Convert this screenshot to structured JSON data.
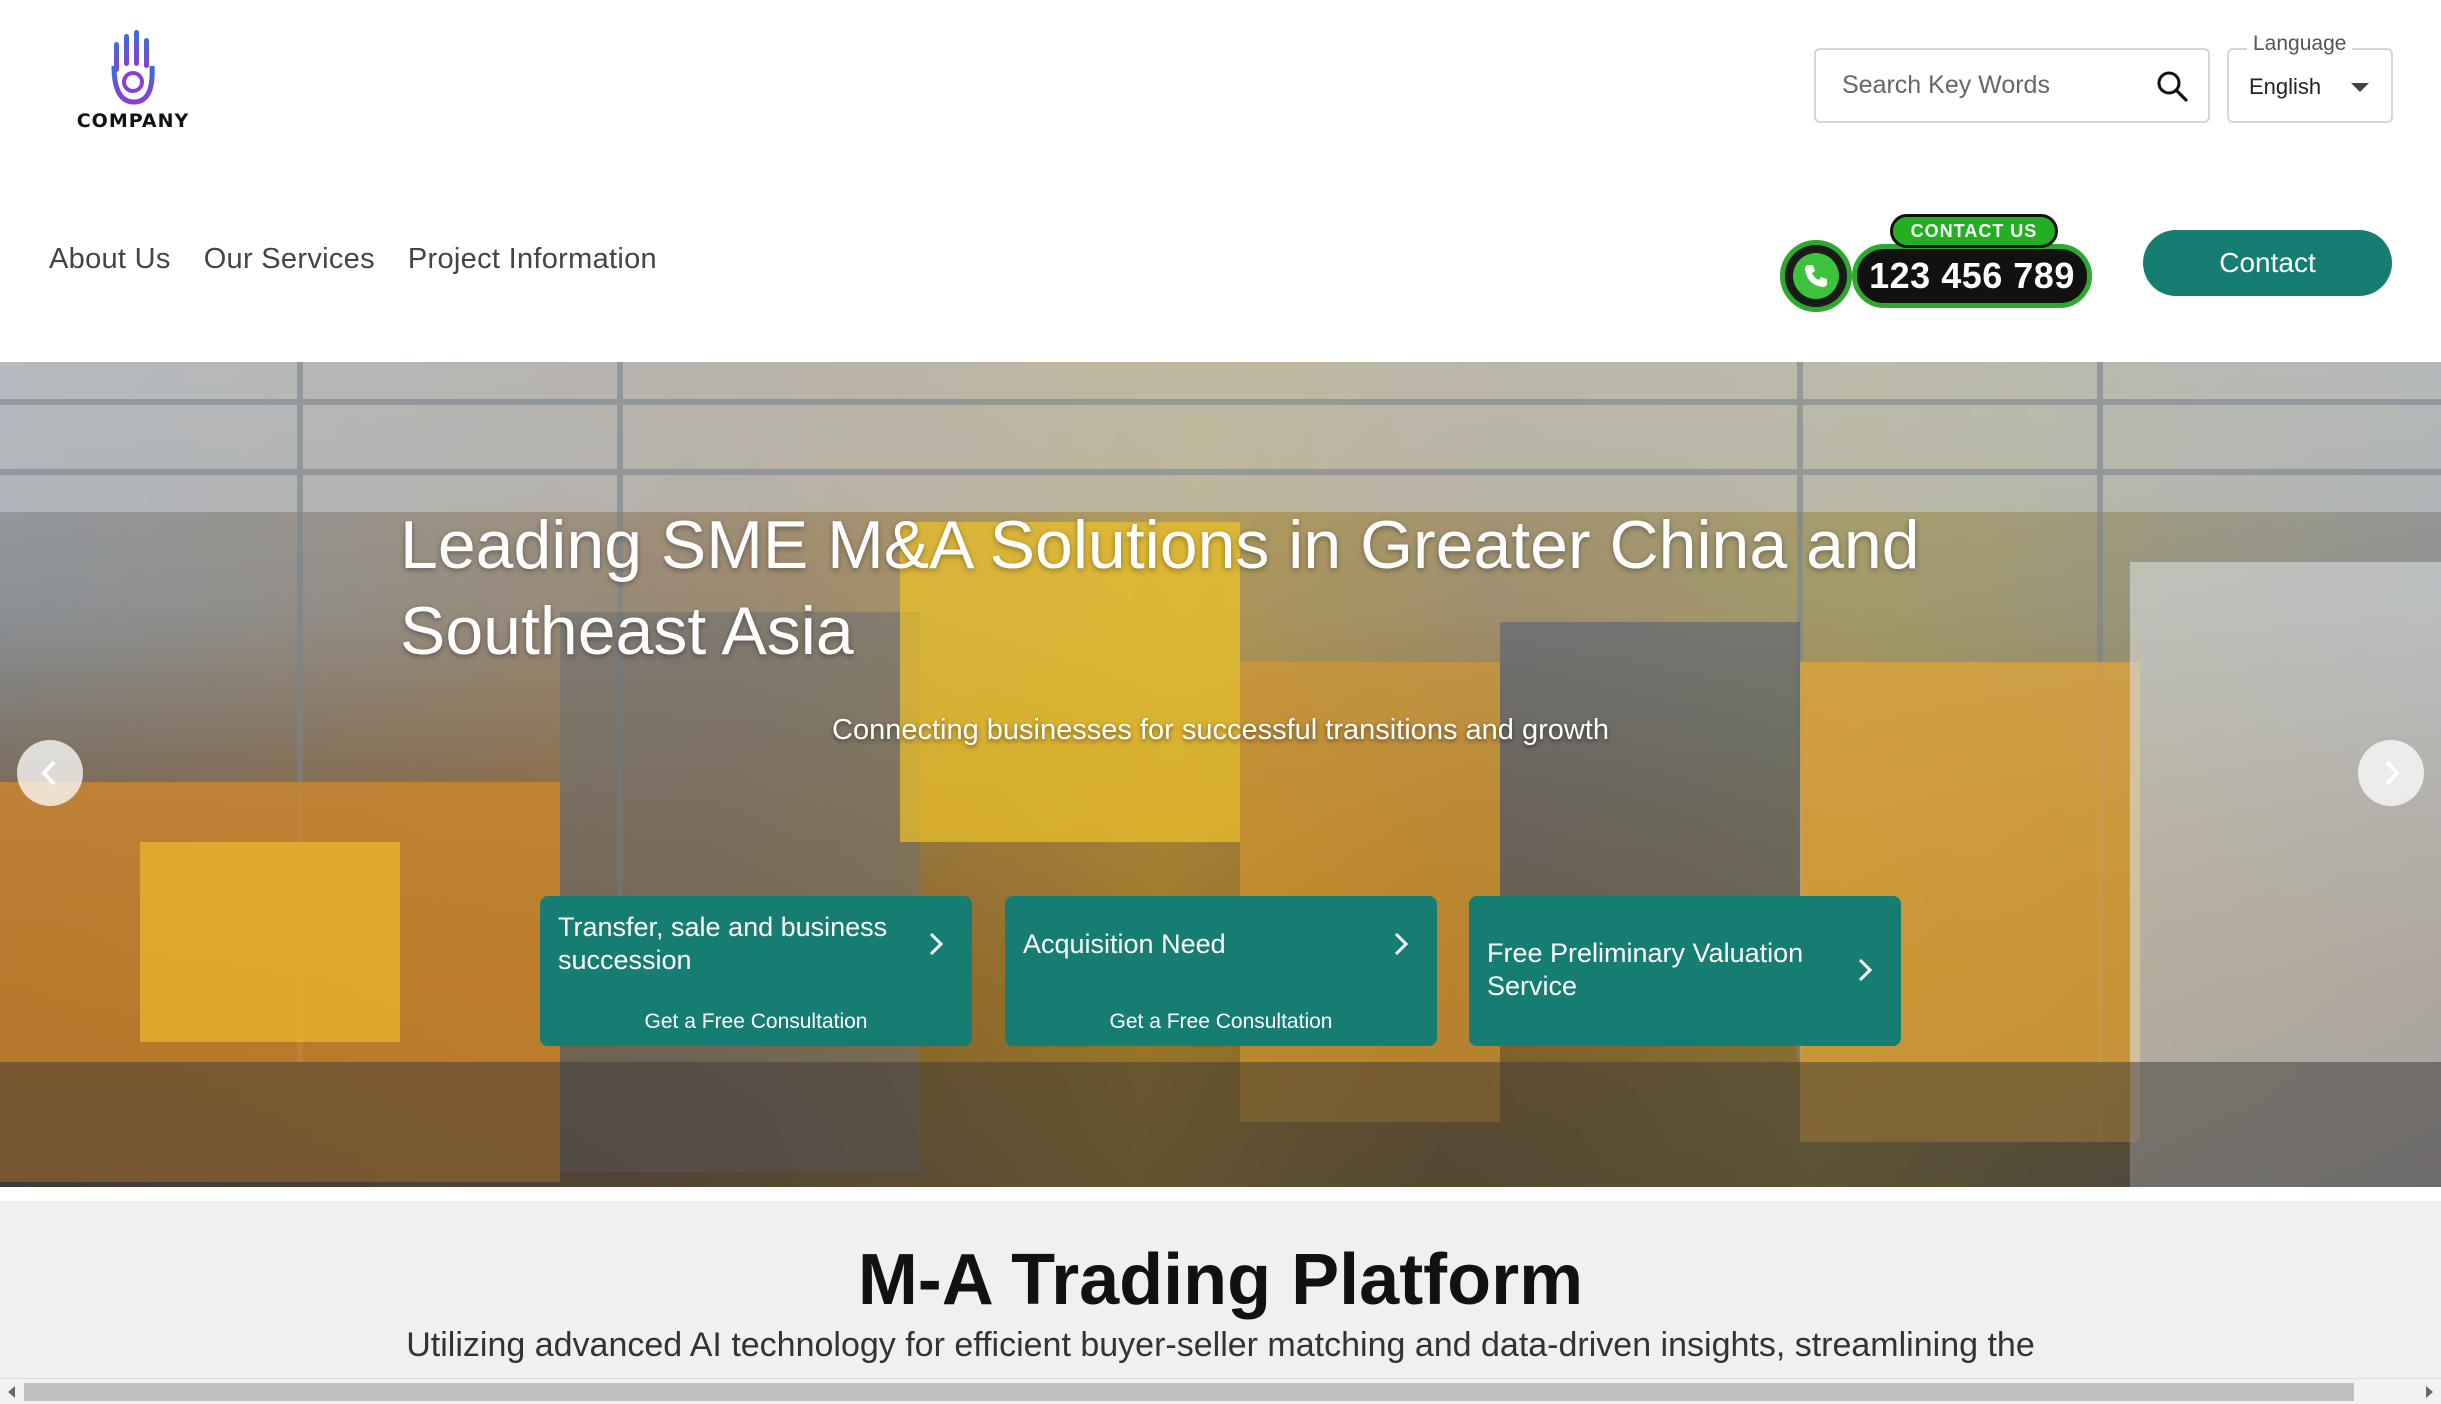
{
  "header": {
    "logo_text": "COMPANY",
    "search": {
      "placeholder": "Search Key Words",
      "icon": "search-icon"
    },
    "language": {
      "label": "Language",
      "value": "English"
    }
  },
  "nav": {
    "items": [
      {
        "label": "About Us"
      },
      {
        "label": "Our Services"
      },
      {
        "label": "Project Information"
      }
    ],
    "phone": {
      "tag": "CONTACT US",
      "number": "123 456 789"
    },
    "contact_label": "Contact"
  },
  "hero": {
    "title": "Leading SME M&A Solutions in Greater China and Southeast Asia",
    "subtitle": "Connecting businesses for successful transitions and growth",
    "cards": [
      {
        "title": "Transfer, sale and business succession",
        "sub": "Get a Free Consultation"
      },
      {
        "title": "Acquisition Need",
        "sub": "Get a Free Consultation"
      },
      {
        "title": "Free Preliminary Valuation Service",
        "sub": ""
      }
    ]
  },
  "section": {
    "title": "M-A Trading Platform",
    "description": "Utilizing advanced AI technology for efficient buyer-seller matching and data-driven insights, streamlining the"
  },
  "colors": {
    "accent": "#167d73",
    "phone_green": "#2ea82e"
  }
}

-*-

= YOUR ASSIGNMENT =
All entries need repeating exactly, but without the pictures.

= YOUR SOLUTION =
Convert this screenshot to structured JSON data.
{
  "header": {
    "logo_text": "COMPANY",
    "search": {
      "placeholder": "Search Key Words",
      "icon": "search-icon"
    },
    "language": {
      "label": "Language",
      "value": "English"
    }
  },
  "nav": {
    "items": [
      {
        "label": "About Us"
      },
      {
        "label": "Our Services"
      },
      {
        "label": "Project Information"
      }
    ],
    "phone": {
      "tag": "CONTACT US",
      "number": "123 456 789"
    },
    "contact_label": "Contact"
  },
  "hero": {
    "title": "Leading SME M&A Solutions in Greater China and Southeast Asia",
    "subtitle": "Connecting businesses for successful transitions and growth",
    "cards": [
      {
        "title": "Transfer, sale and business succession",
        "sub": "Get a Free Consultation"
      },
      {
        "title": "Acquisition Need",
        "sub": "Get a Free Consultation"
      },
      {
        "title": "Free Preliminary Valuation Service",
        "sub": ""
      }
    ]
  },
  "section": {
    "title": "M-A Trading Platform",
    "description": "Utilizing advanced AI technology for efficient buyer-seller matching and data-driven insights, streamlining the"
  },
  "colors": {
    "accent": "#167d73",
    "phone_green": "#2ea82e"
  }
}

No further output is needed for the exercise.